This article describes the concept of parallel leadership, which represents a relationship between teacher leaders and principals which is grounded in mutual trust. It looks at recent developments in leadership for successful school reform and reports on the findings of a five-year research project.
Labour Research. vol. 91, Aug 2002, p.17-18
Government is expanding the role and numbers of classroom assistants in order to cut teachers' workloads. However, assistants are poorly paid and often on "term-time only" of temporary contracts.
International Journal of Educational Management, vol. 16, 2002, p.196-200
This paper provides a basis for strategic discussion amongst school leaders as we move through the first decade of the new millennium. It identifies six changes and six challenges. The changes include the changing economic and societal contexts; the changing tracks of educational reform; the changing "educational business"; the changing tensions between autonomy and recentralisation; the changing impact of technology and the changing use and misuse of information. The challenges it identifies are those of:
International Journal of Early Years Education, vol.10, 2002, p.105-120
Paper argues that while there have been developments in the use of socio-cultural theories to inform teaching and learning in early childhood education, assessment has not had the same level of conceptual change, resulting in a mismatch between theoretical perspectives informing teaching and learning and theoretical perspectives informing assessment. Approaches to teaching have moved towards a socio-cultural approach while assessment is still situation within a Piagetian framework.
Wetherby: Audit Commission Publications, 2002

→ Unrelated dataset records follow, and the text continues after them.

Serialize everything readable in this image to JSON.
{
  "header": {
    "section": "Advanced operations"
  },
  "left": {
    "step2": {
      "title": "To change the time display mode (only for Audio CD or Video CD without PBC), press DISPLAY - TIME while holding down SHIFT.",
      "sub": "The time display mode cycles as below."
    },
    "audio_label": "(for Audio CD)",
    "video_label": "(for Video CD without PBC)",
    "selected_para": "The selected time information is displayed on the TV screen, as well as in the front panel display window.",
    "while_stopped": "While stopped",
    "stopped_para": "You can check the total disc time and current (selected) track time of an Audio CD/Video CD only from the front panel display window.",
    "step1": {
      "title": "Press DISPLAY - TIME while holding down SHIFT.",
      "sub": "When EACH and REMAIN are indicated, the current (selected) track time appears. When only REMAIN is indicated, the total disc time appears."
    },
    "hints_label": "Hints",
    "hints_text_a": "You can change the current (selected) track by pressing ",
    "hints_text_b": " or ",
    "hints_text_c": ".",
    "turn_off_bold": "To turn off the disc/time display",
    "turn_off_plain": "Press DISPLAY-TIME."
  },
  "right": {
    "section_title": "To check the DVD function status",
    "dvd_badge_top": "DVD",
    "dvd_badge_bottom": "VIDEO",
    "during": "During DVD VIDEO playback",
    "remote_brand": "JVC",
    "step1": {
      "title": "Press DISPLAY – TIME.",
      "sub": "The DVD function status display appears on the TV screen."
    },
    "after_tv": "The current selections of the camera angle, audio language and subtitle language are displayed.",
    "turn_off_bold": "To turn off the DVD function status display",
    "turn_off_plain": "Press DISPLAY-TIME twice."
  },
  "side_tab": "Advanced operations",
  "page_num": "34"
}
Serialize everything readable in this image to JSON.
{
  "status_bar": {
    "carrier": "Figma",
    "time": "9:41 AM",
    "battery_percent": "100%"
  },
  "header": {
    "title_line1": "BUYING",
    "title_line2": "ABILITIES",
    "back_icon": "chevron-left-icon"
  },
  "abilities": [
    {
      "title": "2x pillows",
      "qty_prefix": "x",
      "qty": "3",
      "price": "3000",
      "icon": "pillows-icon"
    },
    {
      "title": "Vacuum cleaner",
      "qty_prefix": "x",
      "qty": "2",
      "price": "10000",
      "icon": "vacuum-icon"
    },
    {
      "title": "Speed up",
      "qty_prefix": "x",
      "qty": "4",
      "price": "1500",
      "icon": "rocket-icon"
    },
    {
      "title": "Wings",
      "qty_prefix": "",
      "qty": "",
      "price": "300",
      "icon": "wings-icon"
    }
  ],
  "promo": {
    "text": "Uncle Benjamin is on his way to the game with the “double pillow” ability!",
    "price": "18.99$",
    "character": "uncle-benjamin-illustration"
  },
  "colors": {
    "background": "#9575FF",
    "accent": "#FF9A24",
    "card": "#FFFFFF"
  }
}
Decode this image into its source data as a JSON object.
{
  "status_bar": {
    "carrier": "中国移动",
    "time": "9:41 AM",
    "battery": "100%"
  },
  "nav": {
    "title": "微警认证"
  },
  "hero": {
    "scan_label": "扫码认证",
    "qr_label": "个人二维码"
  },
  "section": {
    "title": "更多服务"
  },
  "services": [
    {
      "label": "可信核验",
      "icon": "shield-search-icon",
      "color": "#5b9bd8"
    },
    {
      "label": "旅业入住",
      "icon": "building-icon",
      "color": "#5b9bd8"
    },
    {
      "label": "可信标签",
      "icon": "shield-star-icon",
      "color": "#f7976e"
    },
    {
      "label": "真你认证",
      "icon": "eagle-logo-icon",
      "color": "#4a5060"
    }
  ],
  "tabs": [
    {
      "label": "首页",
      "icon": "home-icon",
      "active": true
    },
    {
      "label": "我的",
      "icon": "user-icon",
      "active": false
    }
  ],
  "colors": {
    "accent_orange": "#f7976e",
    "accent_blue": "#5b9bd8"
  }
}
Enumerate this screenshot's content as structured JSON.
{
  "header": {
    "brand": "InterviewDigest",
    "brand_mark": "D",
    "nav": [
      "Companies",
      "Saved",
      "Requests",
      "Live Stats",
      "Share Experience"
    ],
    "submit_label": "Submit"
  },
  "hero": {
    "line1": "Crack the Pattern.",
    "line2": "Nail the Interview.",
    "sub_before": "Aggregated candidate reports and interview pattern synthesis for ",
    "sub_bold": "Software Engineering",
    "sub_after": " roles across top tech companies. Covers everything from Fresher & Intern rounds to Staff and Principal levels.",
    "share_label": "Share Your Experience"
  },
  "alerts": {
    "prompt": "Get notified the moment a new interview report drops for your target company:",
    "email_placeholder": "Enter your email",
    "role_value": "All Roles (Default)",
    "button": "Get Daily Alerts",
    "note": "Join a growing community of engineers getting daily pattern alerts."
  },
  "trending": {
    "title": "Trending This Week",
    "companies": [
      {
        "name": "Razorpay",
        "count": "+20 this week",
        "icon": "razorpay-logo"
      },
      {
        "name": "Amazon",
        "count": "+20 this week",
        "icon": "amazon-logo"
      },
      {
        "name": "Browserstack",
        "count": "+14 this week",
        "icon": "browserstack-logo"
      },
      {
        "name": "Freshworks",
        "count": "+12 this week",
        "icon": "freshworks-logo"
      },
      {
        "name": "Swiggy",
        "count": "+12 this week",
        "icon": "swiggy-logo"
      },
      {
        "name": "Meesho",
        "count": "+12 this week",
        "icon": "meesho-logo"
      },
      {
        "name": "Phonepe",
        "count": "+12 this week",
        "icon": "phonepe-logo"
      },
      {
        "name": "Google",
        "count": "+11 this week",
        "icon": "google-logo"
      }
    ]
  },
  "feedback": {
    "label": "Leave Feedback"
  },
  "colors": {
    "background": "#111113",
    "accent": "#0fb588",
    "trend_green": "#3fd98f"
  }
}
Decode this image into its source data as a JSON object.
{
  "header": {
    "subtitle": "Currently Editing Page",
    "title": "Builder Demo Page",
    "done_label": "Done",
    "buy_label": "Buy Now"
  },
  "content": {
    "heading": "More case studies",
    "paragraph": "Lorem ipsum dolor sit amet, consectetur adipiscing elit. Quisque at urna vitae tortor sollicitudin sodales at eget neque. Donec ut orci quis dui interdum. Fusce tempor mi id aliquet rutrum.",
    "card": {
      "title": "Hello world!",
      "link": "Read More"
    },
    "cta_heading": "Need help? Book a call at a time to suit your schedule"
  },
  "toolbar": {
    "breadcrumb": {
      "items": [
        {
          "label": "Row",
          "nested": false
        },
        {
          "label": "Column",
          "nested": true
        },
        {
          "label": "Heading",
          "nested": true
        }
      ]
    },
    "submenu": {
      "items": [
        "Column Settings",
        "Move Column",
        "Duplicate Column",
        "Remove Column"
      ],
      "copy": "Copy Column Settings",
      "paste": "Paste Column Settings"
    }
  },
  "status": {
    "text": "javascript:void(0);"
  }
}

Nearly 275,000 pupils in England and Wales have a statement of special educational needs (SEN). Statements are intended for children with higher levels of need and are based on a six-month statutory assessment. This is a costly and bureaucratic process which may add little value in helping to meet a child's needs. Monitoring of statement implementation is weak and there are shortfalls in the availability of health and social services for children with SEN. Statements are also leading to inequitable allocation of resources and may provide funding to schools in a way that fails to support early intervention and inclusive practice. However statements are valued by parents as giving formal recognition of their child's needs and also provide access to redress through an appeals process if needs are not met.
The Guardian, Aug 6th 2002, p.11
The government was yesterday accused of being complacent about teacher shortages, after figures showing the number of unqualified, trainee and foreign staff working in classrooms had rocketed since Labour was elected in 1997.
(See also the Time, Aug 6th 2002, p.2)
Independent, July 31st 2002, p.2
Predicts that the government will offer teachers a three year salary agreement designed to give them greater financial stability and to head off a clash with the unions.
(See also Times, July 31st 2002, p.1; Daily Telegraph, July 31st 2002, p.2; Guardian, July 31st 2002, p.1+2)
British Journal of Sociology of Education, vol. 23, 2002, p.287-305
Discusses the barriers to access to services, including education, faced by non-English speaking and other culturally excluded groups such as refugees and asylum-seekers. Poor access arises from: